As we always do, a little history first. Keyboards have always been a part of computing since the very beginning. The original IBM PC came with one, the Model M, which I used as a kid. The Model M, of course, set the standard for all keyboards that came after it. There are some variations in layout, but they're all based off the 101-key Model M. The modern keyboard, thanks to Windows, now has 104 keys, and depending on your location, you can have many more keys than that.
Suffice it to say, keyboards are still the most efficient way of interacting with your computer, even with the great strides made in voice-recognition, touch screens, and GUI optimizations. I think the chances of humans ever growing out of the keyboard are pretty slim. In the early days of personal computing the keyboard really meant something because it really was the only way to interact with the machine. Having a good-feeling keyboard was very important, at least until the mouse and GUI came along, and shifted the focus a little bit. Mechanical keyboards have always been around though, part of the collective geek consciousness, and the enthusiasts that inhabit that world are as hardcore as their keyboards.
The million dollar question
So, why would you want to spend over $150 on a keyboard? Is it really worth it? Yes, we think so. Mechanical keyboards really are in a class of their own. Once you have used a mechanical keyboard, there is no going back to a regular keyboard. The differences are just too great, typing is better, faster and gaming is better.
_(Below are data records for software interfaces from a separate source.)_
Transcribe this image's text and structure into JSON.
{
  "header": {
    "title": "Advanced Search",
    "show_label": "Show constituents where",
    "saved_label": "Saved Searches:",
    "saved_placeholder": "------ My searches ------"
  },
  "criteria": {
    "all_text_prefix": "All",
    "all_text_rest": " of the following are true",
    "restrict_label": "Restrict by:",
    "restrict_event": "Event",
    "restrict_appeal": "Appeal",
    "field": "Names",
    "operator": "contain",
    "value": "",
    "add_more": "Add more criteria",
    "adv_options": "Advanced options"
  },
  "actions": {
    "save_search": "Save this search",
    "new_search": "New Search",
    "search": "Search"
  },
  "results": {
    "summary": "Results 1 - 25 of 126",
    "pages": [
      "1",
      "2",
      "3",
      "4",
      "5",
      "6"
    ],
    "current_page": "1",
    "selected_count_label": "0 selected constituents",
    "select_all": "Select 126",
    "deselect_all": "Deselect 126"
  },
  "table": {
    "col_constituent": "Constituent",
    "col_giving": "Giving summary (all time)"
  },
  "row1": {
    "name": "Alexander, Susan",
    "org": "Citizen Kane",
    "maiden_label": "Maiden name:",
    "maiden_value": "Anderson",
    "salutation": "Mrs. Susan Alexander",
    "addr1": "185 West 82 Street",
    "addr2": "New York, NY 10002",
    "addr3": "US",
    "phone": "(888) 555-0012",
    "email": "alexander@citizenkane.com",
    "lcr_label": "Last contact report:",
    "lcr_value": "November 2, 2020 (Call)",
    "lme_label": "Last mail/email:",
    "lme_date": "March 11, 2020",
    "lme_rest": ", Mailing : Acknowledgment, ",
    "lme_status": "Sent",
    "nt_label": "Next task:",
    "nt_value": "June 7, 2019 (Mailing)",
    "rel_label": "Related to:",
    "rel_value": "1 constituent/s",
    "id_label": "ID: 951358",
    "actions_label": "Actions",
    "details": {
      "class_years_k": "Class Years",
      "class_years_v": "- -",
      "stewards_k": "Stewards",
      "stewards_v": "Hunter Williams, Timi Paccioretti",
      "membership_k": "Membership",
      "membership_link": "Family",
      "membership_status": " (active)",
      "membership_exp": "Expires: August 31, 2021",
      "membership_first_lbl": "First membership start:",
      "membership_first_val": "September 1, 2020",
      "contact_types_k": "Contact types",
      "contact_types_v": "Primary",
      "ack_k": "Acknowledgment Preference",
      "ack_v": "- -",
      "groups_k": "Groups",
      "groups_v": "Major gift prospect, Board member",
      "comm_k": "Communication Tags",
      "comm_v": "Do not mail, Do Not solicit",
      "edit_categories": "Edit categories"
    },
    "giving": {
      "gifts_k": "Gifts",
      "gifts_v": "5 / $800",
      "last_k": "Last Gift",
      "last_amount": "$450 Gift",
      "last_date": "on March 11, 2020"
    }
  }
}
It's just no comparison. The one downside though is that they do make a lot more noise and this applies to gamers mostly.
Making high-end gaming keyboards is nearly an art form these days with a very enthusiastic crowd that is very critical. As such, we are glad that Corsair made the Strafe all mechanical. Also, and mostly due to their price range, mechanical keyboards try to sweeten the deal with extra USB hubs and lights. New of course is the per-key LED key backlighting, which we think is great. Now you don't need a fancy mechanical keyboard to play a game well, but it can make a game much more enjoyable to play. On the other hand, there are keyboards that are better for noise than others.
Enjoy da silence !
The Corsair Strafe, thanks to the new MX Silent Cherry switches, is in the less noisy keyboard category. Heck dare I say it ? It is even less noisy then the dome based keyboard I type this article on, so the noise level is perfectly acceptable really. Nothing more needs to be said about it really, this is a very silent set o' keys ! And yeah, gaming wise I definitely seem to have a preference for the Strafe with Silent MX switches.